House Dem Who Ran as 'Anti-Corruption' Crusader Makes Perfectly Timed Stock Trades

Rep. Dan Goldman (D., N.Y.) / Getty Images
May 30, 2023

Freshman Democratic congressman Dan Goldman (N.Y.) is quickly making a name for himself in Washington, but not for his legislative prowess.

Goldman, an heir to the Levi Strauss jean fortune, on April 10 purchased upwards of $65,000 in shares of two software companies, Nvidia and BILL Holdings, according to his latest financial disclosures. The timing could not have been better, as Nvidia and BILL Holdings increased 41 percent and 32 percent, respectively, since the Democrat purchased them. For comparison, the S&P 500 index has increased just 2 percent since April 10.

It's the latest well-timed trade for Goldman, who during his congressional campaign touted himself as an "anti-corruption" crusader. Goldman, whose district encompasses Wall Street, sold upwards of $15,000 worth of shares in PacWest Bancorp on March 6, just two days before its share price plummeted amid concerns about a bank run, the Washington Free Beacon reported. Goldman has made more than 700 trades of shares worth up to $30 million since taking office in January, according to Capitol Trades, which tracks politicians' stock transactions.

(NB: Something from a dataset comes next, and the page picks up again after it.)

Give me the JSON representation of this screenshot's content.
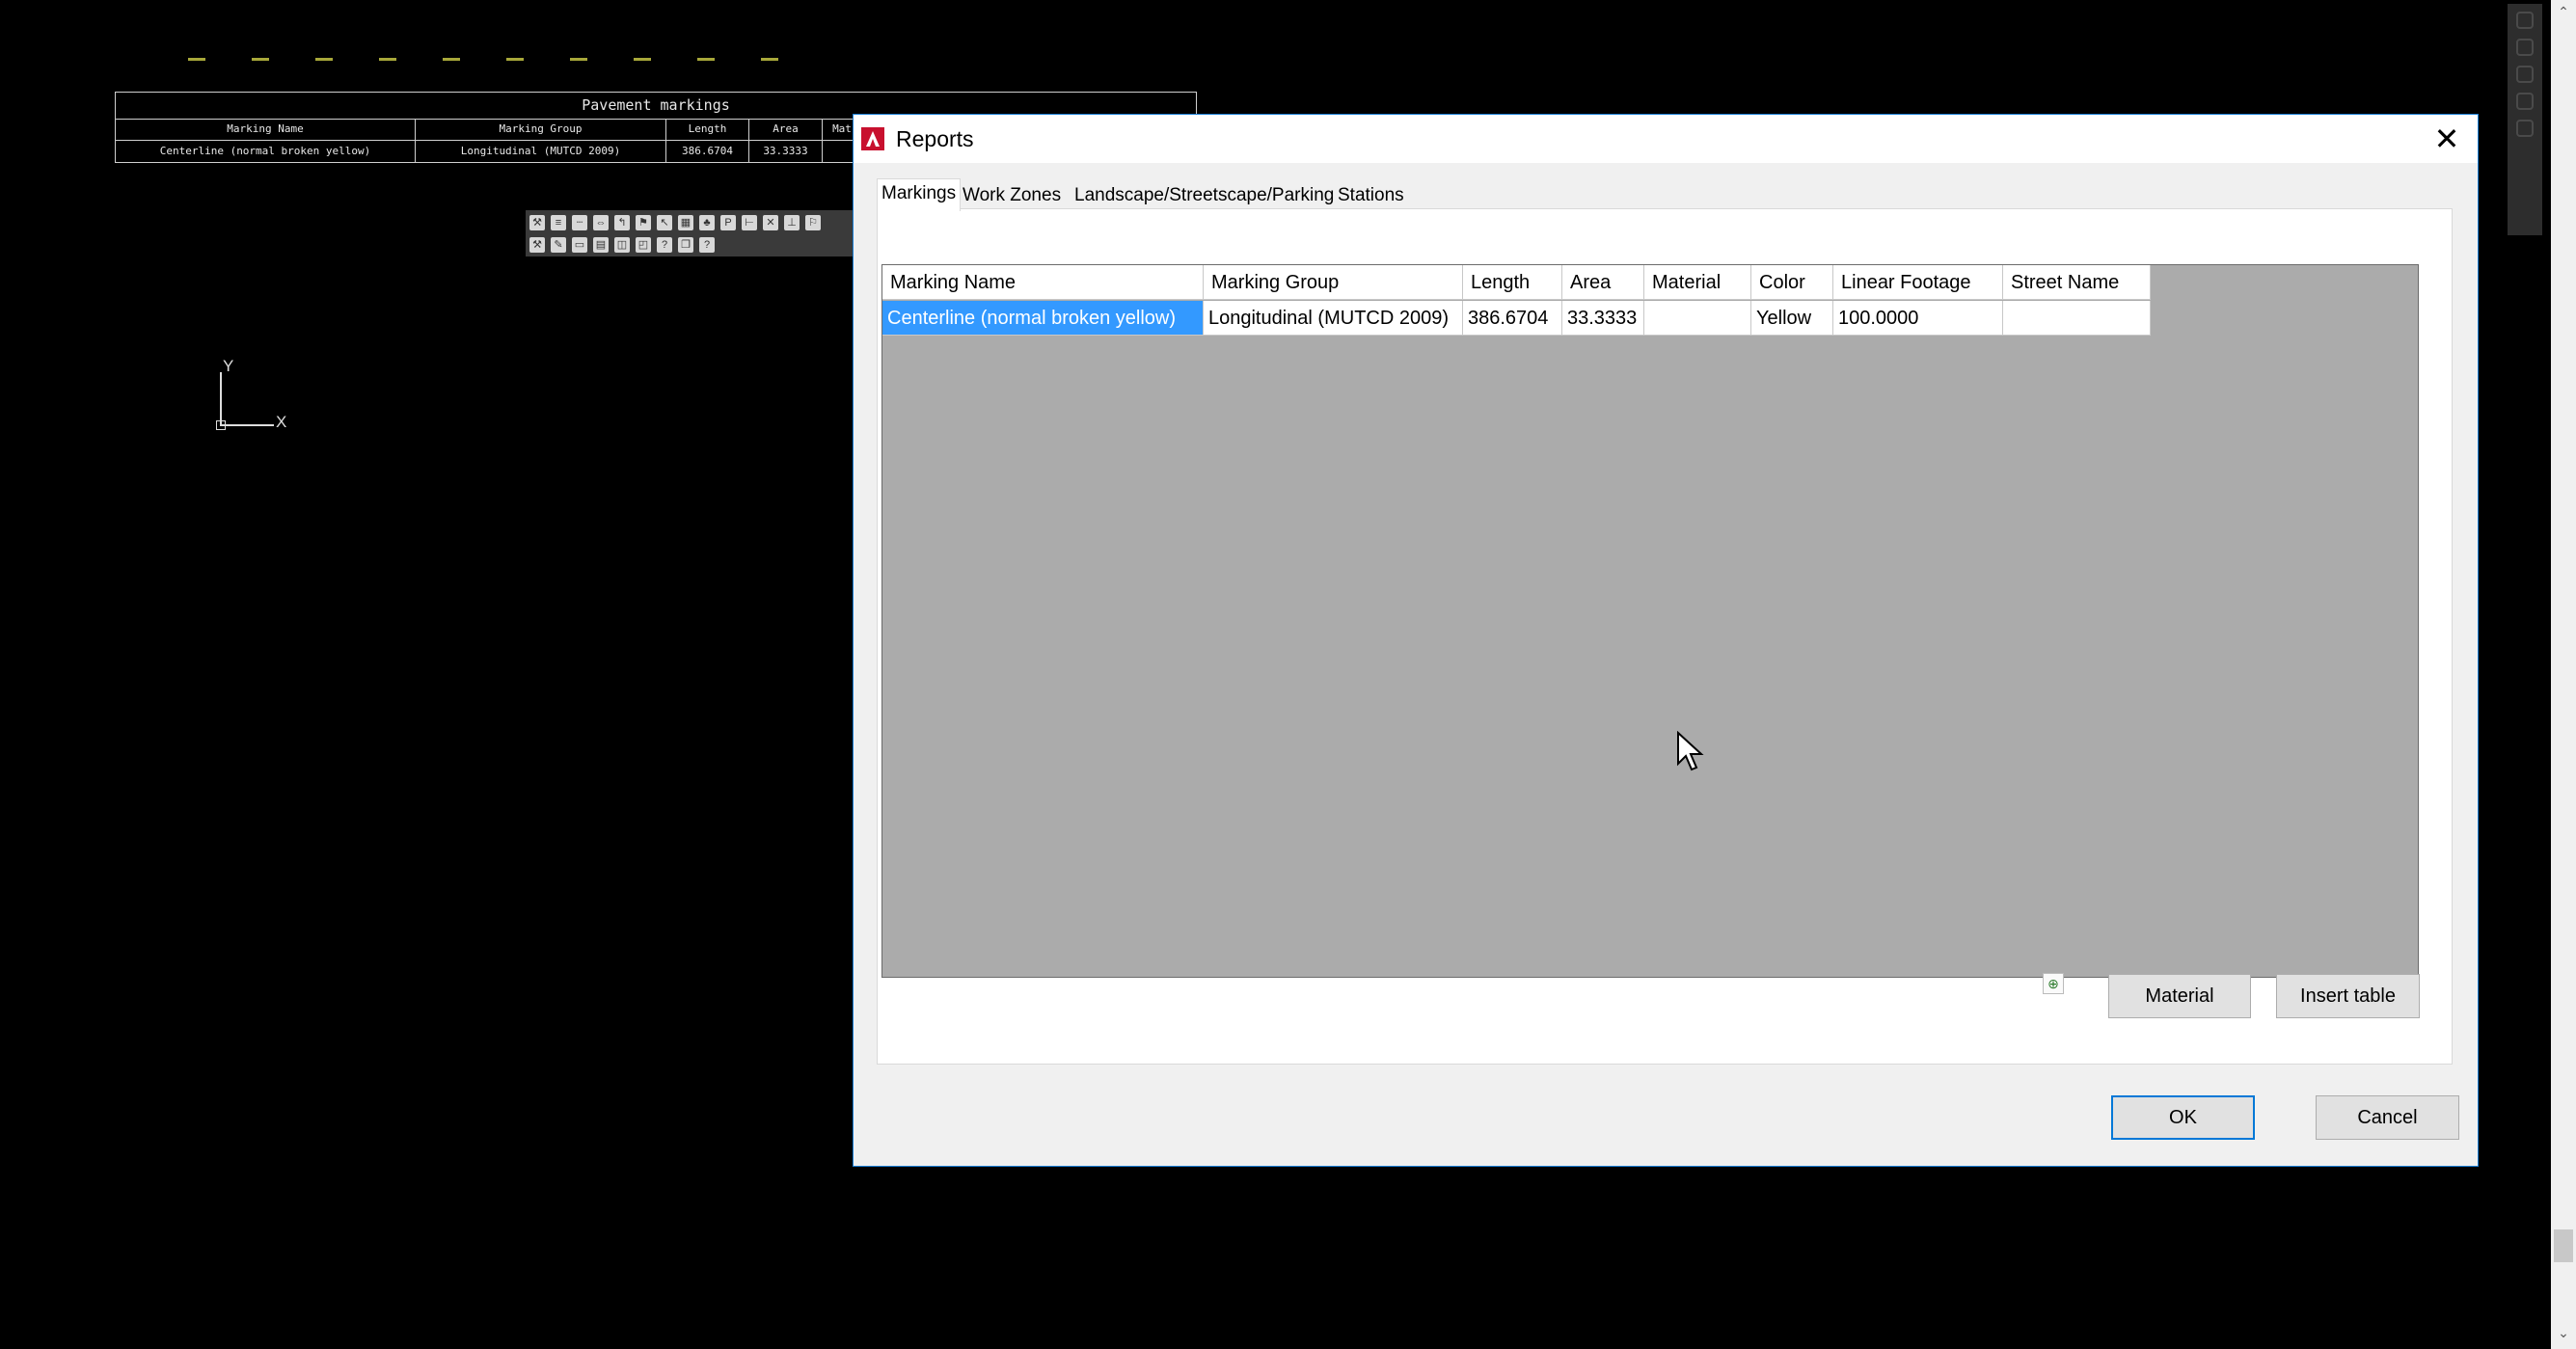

Goldman's trades come amid heightened scrutiny of insider trading in Congress. A bipartisan group of lawmakers have proposed legislation to ban members of Congress from trading stocks following a series of well-timed trades from lawmakers such as Rep. Nancy Pelosi (D., Calif.), Sen. Dianne Feinstein (D., Calif.), and former Sen. Richard Burr (R., N.C.). Pelosi, another prolific stock trader, has come under scrutiny after her husband traded millions of dollars of shares in companies Pelosi has worked to subsidize.

A former federal prosecutor who rose to prominence as the lead prosecutor in the first impeachment of former president Donald Trump, Goldman pledged during his campaign to set up a blind trust for all of his assets, though he has yet to create one since taking office. A spokesman for Goldman told the Free Beacon that the congressman does not personally conduct his stock trades. The transactions are "managed entirely by an investment adviser, with whom he has no discussions about any stock trades since entering Congress," the spokesman said.

Goldman has said he supports legislation to bar members of Congress from trading stocks. Reps. Matt Gaetz (R., Fla.) and Alexandria Ocasio-Cortez (D., N.Y.) cosponsored a bill this month to ban congressional stock trading.